Elimination races, short fields, heavy favorites, champion horses, highly successful trainers, owners and breeders are as important to the future of harness racing as having a full program of “bettable races” for serious gamblers. The future for the sport is to recognize and sell participation at all levels including buying a mutual ticket as short time part ownership of a racehorse and as an entertainment venue.

— Jim Reynolds / Watseka, IL

Thoughts on Gingras’ marketing suggestions

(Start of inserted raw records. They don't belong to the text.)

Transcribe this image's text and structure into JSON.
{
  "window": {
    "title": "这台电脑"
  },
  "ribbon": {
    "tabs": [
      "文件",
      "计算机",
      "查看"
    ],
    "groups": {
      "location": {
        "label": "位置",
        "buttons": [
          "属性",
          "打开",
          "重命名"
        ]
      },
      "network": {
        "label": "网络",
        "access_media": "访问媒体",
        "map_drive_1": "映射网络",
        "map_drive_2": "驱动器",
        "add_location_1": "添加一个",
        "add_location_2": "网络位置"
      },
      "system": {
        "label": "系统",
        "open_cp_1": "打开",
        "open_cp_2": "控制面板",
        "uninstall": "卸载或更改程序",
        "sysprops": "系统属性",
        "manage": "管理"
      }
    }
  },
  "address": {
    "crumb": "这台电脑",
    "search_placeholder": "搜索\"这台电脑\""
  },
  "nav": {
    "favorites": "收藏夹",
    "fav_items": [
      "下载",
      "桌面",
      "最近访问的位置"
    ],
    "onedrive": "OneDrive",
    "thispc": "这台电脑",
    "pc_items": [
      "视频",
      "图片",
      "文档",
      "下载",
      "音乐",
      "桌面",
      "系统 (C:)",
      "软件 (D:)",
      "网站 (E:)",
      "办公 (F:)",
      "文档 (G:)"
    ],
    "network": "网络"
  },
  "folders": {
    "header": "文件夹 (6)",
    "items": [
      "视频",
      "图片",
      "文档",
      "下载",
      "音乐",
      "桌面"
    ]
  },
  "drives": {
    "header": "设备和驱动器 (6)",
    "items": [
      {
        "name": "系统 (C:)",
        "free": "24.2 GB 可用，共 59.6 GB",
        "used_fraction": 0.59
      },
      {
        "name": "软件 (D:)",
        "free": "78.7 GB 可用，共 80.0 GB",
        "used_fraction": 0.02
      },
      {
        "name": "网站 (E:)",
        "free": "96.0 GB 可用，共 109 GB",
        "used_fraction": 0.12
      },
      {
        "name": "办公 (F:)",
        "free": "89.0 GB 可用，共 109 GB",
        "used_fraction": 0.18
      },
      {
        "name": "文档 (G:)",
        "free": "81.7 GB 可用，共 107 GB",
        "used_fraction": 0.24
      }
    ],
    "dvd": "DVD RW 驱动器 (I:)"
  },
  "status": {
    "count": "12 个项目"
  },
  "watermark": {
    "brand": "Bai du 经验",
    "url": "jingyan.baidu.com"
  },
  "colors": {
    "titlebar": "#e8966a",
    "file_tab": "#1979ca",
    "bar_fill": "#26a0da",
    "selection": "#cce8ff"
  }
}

I agree that harness racing needs marketing (full story here). I don’t agree with hiring an outside agency and doing it nationally. You need people who are involved with the sport to do it right. Most tracks already have their own PR people, but are they racing people? I know some who are. Last year, there was a $14,000 + Superfecta payoff at a track for a $2 bet. But if you weren’t at the track, I don’t think you would have heard about it. There were also some $9,000 payoffs that year. This year there have been older horses winning races nearly every night — 10 years old +. I don’t think you find that with thoroughbreds. This is interesting to me and to other horse lovers that these horses are still racing and winning. It makes me think they are getting good care. Aren’t a lot of people turned off, because they think all the horses are abused? The track PR people need to make friends with the local sports people and send press releases about items of interest at their track. When the newspapers, TV stations, etc., are short on stories, chances are they will use them. You cannot depend on social media alone. Sometimes you have to network in person. Most cities, and even smaller towns, have a local Chamber of Commerce. The one where I live holds a “Business After Hours” once a month, where you can meet hundreds of new people, and invite them to your track; especially if you have family friendly events coming up, like pony rides, carriage rides, etc. I can understand PA wanting to keep their money in their state. But why did they cut the “PA Harness Week” TV show? It had such entertaining and vibrant hosts. I did read a good idea in one of the harness newsletters I get. That was to somehow connect the live harness racing into a few select slot machines. People do love the sounds of the slots.

— Lorraine Truitt / Salisbury, MD